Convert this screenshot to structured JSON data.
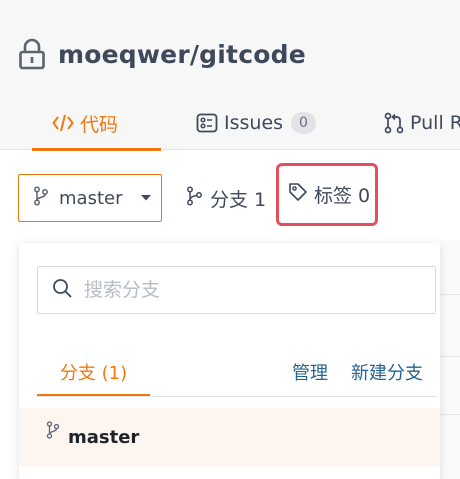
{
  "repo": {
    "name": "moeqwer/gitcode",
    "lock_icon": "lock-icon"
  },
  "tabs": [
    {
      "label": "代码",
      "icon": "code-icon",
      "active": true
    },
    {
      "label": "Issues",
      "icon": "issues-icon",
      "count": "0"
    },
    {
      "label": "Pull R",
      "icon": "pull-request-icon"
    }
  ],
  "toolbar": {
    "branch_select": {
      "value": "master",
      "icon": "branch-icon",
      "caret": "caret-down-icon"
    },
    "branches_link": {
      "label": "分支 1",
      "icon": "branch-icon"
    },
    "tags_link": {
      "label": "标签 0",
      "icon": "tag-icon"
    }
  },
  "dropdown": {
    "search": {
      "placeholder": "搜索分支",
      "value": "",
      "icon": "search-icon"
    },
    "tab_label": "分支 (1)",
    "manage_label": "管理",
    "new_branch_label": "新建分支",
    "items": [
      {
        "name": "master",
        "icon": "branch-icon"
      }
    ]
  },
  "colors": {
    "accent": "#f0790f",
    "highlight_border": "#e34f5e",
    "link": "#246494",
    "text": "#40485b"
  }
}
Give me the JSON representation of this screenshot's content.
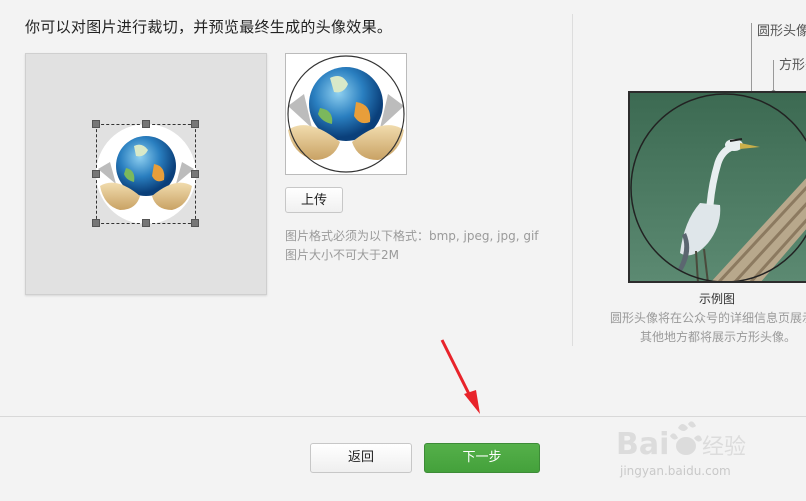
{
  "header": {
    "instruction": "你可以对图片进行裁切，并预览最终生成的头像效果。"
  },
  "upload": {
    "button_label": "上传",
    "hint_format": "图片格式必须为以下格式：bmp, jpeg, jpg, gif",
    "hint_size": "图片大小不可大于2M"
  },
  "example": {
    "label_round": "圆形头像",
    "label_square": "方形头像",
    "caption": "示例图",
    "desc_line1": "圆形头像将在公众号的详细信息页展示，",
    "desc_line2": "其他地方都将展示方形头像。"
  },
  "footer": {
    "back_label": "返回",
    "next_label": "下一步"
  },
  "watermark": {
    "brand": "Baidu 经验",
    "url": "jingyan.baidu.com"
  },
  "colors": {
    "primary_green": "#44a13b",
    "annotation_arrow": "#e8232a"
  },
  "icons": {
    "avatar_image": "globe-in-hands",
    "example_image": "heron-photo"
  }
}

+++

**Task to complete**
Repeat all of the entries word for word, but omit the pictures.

**Written answer**
Convert this screenshot to structured JSON data.
{
  "repo": {
    "name": "moeqwer/gitcode",
    "lock_icon": "lock-icon"
  },
  "tabs": [
    {
      "label": "代码",
      "icon": "code-icon",
      "active": true
    },
    {
      "label": "Issues",
      "icon": "issues-icon",
      "count": "0"
    },
    {
      "label": "Pull R",
      "icon": "pull-request-icon"
    }
  ],
  "toolbar": {
    "branch_select": {
      "value": "master",
      "icon": "branch-icon",
      "caret": "caret-down-icon"
    },
    "branches_link": {
      "label": "分支 1",
      "icon": "branch-icon"
    },
    "tags_link": {
      "label": "标签 0",
      "icon": "tag-icon"
    }
  },
  "dropdown": {
    "search": {
      "placeholder": "搜索分支",
      "value": "",
      "icon": "search-icon"
    },
    "tab_label": "分支 (1)",
    "manage_label": "管理",
    "new_branch_label": "新建分支",
    "items": [
      {
        "name": "master",
        "icon": "branch-icon"
      }
    ]
  },
  "colors": {
    "accent": "#f0790f",
    "highlight_border": "#e34f5e",
    "link": "#246494",
    "text": "#40485b"
  }
}
Give me the JSON representation of this screenshot's content.
{
  "header": {
    "instruction": "你可以对图片进行裁切，并预览最终生成的头像效果。"
  },
  "upload": {
    "button_label": "上传",
    "hint_format": "图片格式必须为以下格式：bmp, jpeg, jpg, gif",
    "hint_size": "图片大小不可大于2M"
  },
  "example": {
    "label_round": "圆形头像",
    "label_square": "方形头像",
    "caption": "示例图",
    "desc_line1": "圆形头像将在公众号的详细信息页展示，",
    "desc_line2": "其他地方都将展示方形头像。"
  },
  "footer": {
    "back_label": "返回",
    "next_label": "下一步"
  },
  "watermark": {
    "brand": "Baidu 经验",
    "url": "jingyan.baidu.com"
  },
  "colors": {
    "primary_green": "#44a13b",
    "annotation_arrow": "#e8232a"
  },
  "icons": {
    "avatar_image": "globe-in-hands",
    "example_image": "heron-photo"
  }
}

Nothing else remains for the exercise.